#### INSTRUCTIONS TO FOLLOW
Of the lines in the data below, count the ones holding the string "name", and answer with that number only.

(INPUT FOR THIS TASK begins)

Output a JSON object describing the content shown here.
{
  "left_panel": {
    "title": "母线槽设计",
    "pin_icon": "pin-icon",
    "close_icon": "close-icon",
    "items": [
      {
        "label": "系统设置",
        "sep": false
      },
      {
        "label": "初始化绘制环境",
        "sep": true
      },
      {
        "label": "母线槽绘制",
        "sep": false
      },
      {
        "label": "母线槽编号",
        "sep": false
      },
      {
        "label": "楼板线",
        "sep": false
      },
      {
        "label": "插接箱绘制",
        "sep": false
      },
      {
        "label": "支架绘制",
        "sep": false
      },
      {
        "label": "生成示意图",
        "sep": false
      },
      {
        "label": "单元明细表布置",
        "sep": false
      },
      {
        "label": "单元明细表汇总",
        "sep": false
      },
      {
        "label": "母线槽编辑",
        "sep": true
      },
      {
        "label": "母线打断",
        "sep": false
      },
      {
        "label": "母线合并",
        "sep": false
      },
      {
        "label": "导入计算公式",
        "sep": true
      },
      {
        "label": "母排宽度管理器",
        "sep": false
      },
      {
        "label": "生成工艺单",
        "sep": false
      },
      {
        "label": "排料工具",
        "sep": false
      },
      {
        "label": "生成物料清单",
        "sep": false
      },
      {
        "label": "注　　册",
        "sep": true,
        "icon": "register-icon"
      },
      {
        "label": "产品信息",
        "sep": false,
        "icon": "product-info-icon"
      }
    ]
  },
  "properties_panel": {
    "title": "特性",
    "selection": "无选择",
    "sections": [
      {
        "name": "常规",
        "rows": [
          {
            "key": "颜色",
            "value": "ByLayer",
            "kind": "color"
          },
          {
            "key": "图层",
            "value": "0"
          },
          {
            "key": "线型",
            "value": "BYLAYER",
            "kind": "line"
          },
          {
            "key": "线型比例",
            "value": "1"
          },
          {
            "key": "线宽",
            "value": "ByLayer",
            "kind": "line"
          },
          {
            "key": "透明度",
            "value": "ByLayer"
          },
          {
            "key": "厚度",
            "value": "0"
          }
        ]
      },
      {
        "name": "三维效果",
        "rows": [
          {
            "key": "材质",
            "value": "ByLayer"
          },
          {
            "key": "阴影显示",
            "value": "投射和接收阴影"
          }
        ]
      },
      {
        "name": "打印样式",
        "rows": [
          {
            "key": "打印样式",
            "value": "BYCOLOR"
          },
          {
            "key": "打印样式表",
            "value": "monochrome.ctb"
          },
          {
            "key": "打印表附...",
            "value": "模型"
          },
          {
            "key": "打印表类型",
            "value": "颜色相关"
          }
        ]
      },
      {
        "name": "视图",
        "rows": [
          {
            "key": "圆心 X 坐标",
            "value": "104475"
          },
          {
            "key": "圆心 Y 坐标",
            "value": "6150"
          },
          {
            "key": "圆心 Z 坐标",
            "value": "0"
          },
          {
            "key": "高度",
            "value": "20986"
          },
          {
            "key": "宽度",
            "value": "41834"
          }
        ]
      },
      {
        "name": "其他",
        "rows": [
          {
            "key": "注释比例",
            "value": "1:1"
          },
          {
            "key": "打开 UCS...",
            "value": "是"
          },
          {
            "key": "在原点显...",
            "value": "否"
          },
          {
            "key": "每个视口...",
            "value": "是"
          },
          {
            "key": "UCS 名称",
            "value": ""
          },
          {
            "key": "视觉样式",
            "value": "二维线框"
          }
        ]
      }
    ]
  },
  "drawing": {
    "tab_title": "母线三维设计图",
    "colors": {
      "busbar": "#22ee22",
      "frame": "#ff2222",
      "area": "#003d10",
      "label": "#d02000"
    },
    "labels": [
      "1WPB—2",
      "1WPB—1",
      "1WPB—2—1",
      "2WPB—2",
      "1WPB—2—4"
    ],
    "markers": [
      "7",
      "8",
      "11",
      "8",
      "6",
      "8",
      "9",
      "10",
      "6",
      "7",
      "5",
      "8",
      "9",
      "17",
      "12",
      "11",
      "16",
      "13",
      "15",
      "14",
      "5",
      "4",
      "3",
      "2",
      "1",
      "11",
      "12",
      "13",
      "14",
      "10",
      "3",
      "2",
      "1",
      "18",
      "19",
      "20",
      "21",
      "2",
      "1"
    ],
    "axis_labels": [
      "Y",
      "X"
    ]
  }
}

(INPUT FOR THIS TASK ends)

#### SOLUTION TO THIS TASK
5